■ Required work
Every line holding the word "taskbar" should be copied from the material.

■ Input

════════════════

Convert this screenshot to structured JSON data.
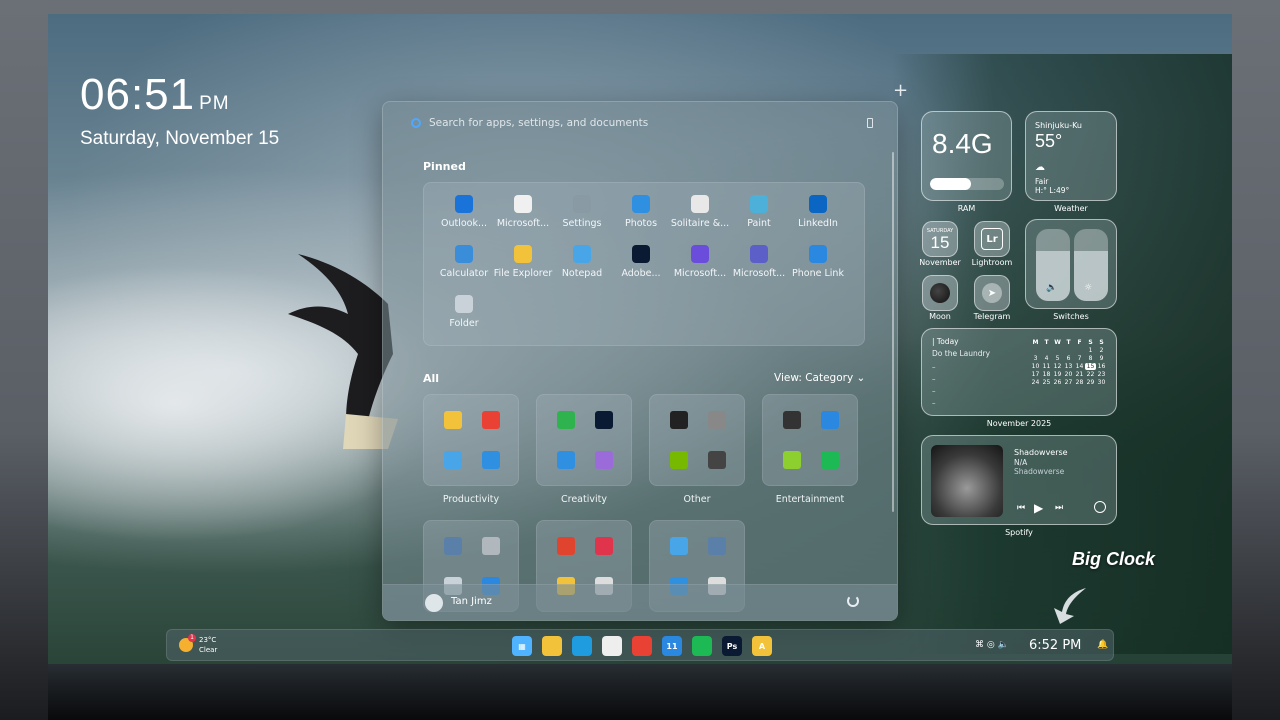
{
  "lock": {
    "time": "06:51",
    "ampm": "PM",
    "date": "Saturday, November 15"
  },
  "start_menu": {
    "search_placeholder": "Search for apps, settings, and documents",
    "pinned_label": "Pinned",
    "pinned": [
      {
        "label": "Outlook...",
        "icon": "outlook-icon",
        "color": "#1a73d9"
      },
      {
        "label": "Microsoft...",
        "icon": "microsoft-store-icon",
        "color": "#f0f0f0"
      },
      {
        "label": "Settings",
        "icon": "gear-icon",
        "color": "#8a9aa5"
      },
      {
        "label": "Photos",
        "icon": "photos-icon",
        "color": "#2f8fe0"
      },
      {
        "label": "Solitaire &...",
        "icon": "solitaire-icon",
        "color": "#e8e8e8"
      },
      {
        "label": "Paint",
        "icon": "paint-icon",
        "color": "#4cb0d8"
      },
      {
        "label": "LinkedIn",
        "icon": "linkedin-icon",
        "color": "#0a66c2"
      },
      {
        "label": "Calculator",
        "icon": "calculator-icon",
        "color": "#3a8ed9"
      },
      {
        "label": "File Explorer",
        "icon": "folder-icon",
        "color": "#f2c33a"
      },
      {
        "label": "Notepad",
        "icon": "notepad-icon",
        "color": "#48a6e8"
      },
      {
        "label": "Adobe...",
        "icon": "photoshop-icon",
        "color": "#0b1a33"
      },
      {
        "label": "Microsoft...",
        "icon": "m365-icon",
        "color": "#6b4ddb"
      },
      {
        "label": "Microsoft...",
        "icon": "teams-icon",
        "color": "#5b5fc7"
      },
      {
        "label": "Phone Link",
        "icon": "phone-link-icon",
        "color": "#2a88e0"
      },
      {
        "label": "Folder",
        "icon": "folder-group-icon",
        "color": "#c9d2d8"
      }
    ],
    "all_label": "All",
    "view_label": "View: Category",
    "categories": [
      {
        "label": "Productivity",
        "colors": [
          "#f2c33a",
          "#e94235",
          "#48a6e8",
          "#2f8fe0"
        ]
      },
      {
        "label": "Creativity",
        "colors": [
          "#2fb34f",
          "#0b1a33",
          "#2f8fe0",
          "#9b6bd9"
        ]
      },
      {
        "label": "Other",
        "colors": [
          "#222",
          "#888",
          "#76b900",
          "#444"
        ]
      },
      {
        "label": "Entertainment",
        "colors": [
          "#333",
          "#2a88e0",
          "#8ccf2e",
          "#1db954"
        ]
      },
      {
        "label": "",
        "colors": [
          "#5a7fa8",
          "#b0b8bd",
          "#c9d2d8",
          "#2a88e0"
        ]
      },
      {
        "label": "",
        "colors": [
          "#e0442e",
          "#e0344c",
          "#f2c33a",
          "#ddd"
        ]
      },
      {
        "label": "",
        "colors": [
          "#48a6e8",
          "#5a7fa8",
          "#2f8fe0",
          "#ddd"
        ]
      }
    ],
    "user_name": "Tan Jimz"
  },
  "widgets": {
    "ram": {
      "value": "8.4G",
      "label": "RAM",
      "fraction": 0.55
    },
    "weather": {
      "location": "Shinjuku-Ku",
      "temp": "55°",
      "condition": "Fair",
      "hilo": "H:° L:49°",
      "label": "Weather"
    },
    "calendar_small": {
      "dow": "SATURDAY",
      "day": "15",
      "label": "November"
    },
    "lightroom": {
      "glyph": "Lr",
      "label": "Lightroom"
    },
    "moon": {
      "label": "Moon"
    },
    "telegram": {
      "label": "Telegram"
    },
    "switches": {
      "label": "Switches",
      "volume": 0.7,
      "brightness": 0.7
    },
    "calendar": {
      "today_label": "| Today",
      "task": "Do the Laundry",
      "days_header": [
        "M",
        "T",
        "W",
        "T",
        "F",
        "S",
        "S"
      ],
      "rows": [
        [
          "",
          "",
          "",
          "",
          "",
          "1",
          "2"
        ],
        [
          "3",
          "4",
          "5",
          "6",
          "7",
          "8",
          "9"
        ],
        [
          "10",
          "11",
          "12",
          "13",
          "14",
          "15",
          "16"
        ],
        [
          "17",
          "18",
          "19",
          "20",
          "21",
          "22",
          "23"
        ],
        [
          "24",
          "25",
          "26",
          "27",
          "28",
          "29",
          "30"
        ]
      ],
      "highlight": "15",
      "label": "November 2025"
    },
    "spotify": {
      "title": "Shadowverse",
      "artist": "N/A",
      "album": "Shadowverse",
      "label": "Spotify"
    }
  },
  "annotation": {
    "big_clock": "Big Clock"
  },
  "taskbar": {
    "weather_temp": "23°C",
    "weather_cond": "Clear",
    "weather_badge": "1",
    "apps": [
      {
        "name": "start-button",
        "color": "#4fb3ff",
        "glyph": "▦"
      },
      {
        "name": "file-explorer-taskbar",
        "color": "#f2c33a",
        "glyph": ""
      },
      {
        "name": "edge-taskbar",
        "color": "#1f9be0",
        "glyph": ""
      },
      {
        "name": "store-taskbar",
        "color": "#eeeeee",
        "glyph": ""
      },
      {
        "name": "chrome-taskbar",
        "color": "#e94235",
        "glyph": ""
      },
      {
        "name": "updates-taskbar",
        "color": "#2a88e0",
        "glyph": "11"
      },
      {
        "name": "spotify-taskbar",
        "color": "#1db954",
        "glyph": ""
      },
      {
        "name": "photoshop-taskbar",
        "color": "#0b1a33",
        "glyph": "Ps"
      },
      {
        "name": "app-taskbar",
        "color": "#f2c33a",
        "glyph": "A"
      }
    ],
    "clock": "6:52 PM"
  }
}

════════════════

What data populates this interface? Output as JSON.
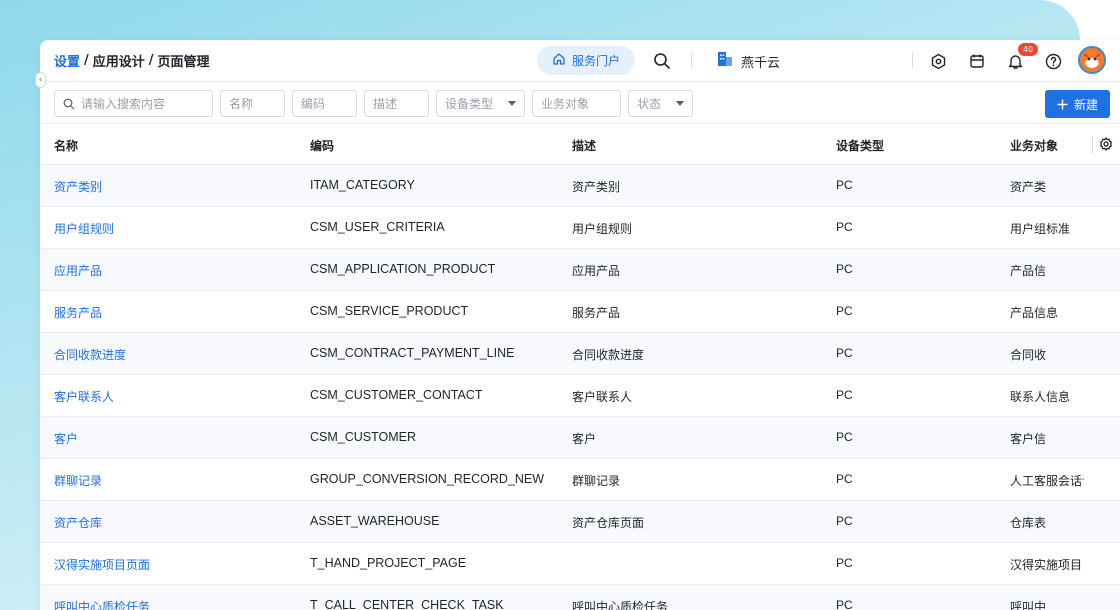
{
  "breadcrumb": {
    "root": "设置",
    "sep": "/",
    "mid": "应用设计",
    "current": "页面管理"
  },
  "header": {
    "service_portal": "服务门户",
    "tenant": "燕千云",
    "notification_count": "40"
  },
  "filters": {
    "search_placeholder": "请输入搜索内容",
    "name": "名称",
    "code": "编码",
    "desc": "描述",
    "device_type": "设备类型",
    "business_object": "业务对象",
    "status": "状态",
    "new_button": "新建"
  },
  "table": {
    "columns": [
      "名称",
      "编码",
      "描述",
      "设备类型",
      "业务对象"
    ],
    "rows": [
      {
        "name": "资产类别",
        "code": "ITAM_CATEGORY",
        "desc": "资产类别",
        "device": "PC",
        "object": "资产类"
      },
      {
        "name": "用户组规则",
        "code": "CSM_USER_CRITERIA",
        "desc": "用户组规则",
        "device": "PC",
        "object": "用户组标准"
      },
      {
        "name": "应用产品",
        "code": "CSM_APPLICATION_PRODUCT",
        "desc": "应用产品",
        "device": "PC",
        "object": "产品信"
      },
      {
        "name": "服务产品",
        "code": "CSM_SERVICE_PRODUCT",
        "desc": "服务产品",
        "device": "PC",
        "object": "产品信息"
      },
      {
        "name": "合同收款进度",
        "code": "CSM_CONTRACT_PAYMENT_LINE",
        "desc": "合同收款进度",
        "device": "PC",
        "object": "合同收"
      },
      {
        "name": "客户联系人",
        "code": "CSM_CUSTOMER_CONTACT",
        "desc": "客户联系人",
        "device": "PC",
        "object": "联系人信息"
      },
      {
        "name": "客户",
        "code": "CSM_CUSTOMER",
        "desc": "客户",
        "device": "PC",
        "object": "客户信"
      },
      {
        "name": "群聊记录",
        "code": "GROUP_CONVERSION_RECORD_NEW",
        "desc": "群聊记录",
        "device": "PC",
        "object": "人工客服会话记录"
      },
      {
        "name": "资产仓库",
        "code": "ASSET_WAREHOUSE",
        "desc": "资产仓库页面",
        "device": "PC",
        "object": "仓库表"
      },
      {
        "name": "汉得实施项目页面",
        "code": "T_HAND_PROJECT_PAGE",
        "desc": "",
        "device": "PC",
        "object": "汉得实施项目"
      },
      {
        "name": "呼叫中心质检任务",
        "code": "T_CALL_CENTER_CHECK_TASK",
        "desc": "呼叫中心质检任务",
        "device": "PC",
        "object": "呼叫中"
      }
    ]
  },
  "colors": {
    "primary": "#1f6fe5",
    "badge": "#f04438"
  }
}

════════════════

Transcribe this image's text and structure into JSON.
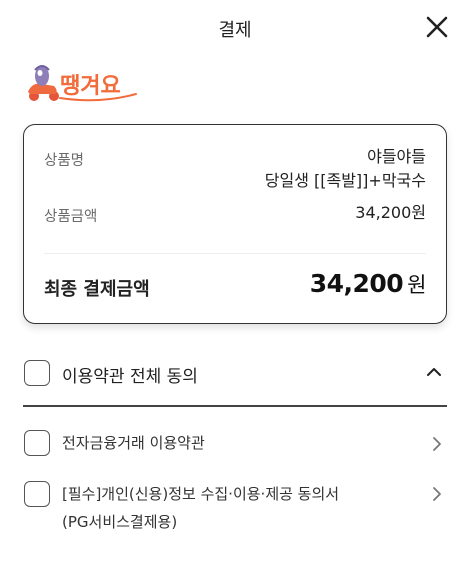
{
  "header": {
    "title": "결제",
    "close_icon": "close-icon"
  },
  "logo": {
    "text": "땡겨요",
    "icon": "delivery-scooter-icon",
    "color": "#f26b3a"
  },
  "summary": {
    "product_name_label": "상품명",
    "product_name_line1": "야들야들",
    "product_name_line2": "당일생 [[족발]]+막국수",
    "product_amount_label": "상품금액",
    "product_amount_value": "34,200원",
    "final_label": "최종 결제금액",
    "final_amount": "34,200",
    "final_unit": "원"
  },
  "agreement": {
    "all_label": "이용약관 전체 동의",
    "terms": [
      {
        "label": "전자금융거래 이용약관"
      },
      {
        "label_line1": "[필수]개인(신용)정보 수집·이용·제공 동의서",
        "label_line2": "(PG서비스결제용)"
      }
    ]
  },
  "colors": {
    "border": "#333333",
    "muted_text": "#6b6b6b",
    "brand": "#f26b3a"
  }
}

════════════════

■ Result for this exercise
  "taskbar": {
        "name": "file-explorer-taskbar",
        "name": "edge-taskbar",
        "name": "store-taskbar",
        "name": "chrome-taskbar",
        "name": "updates-taskbar",
        "name": "spotify-taskbar",
        "name": "photoshop-taskbar",
        "name": "app-taskbar",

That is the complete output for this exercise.